A hearing is scheduled this Friday in King County Superior Court on a lawsuit filed by the Second Amendment Foundation and its monthly publication, TheGunMag.com (TGM) against the City of Seattle over what SAF and the magazine considers a violation of Washington State’s Public Records Act.
The lawsuit was filed last year when the city repeatedly declined to disclose its revenues from a controversial “gun violence tax” that was adopted by the city council in 2015. At the time, backers of the gun tax predicted that it would raise between $300,000 and $500,000 annually, with the money to be used for “gun violence” education and prevention efforts.
But after the city adopted the tax, which charges $25 on the sale of each firearm and five cents for each centerfire cartridge or two cents for each rimfire cartridge, one of the more active gun shops in the city moved its business operations out of town. That left only two main gun shops, The Outdoor Emporium and Big 5.
The city contends that disclosing its tax revenues will reveal how much each company has paid, and that this would violate their privacy.
TGM and SAF have maintained that this is a First Amendment issue, and that the public has a right to know whether the city’s revenue forecast was accurate or pie-in-the-sky.
SAF is involved in a separate lawsuit against the city that directly challenges the gun tax. Joining SAF in that action are the National Rifle Association, National Shooting Sports Foundation and two of the gun shops, including Outdoor Emporium and Precise Shooter, the latter which moved its operations to a community north of Seattle.
The tax was championed by former Council President Tim Burgess, and quickly signed by anti-gun Mayor Ed Murray. Plaintiffs in the initial challenged to the gun tax have argued that it is in fact a gun control measure disguised as a business tax. The city prevailed at the trial level, but plaintiffs appealed their case to the state court of appeals.

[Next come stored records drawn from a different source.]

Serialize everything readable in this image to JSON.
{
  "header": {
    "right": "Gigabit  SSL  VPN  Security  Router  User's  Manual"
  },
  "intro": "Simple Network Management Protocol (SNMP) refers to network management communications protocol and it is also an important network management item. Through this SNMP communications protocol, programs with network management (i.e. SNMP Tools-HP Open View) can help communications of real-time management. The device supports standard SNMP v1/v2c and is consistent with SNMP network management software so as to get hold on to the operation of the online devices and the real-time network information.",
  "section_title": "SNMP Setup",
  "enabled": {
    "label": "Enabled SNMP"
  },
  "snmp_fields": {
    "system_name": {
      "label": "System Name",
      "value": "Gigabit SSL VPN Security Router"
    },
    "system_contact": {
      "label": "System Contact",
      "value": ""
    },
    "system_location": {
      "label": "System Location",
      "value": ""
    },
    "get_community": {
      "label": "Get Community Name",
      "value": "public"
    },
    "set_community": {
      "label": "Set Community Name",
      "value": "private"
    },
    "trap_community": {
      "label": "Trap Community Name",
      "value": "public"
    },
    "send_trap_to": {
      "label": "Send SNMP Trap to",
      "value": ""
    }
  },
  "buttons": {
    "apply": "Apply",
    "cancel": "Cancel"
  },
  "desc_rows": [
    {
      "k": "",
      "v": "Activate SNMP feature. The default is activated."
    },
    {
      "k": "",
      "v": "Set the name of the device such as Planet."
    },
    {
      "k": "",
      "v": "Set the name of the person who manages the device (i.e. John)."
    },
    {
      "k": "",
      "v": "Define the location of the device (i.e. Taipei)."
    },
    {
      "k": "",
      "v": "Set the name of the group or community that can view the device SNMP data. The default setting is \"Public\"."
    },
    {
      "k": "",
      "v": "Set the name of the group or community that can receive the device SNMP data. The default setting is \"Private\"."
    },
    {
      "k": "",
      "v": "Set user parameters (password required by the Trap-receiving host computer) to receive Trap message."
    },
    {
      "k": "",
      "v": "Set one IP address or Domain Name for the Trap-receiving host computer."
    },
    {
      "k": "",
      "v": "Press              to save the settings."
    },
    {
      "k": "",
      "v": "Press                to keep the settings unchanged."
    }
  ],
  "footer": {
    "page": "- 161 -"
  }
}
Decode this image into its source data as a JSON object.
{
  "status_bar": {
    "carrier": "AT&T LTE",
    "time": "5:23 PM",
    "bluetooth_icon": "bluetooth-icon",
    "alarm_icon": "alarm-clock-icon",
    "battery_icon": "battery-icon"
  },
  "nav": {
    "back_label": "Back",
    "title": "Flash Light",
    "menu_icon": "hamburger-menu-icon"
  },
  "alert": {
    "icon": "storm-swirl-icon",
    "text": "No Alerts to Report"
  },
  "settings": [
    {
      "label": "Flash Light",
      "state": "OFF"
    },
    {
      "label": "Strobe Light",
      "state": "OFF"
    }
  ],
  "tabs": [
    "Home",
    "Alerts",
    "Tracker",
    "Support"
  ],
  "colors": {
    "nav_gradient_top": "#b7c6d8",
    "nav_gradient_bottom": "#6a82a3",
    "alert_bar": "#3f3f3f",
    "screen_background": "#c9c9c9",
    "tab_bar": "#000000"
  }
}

Seattle has become known as a hotbed of anti-gun political activity. Two gun prohibition lobbying groups, the Alliance for Gun Responsibility and Washington Ceasefire, are headquartered in the city.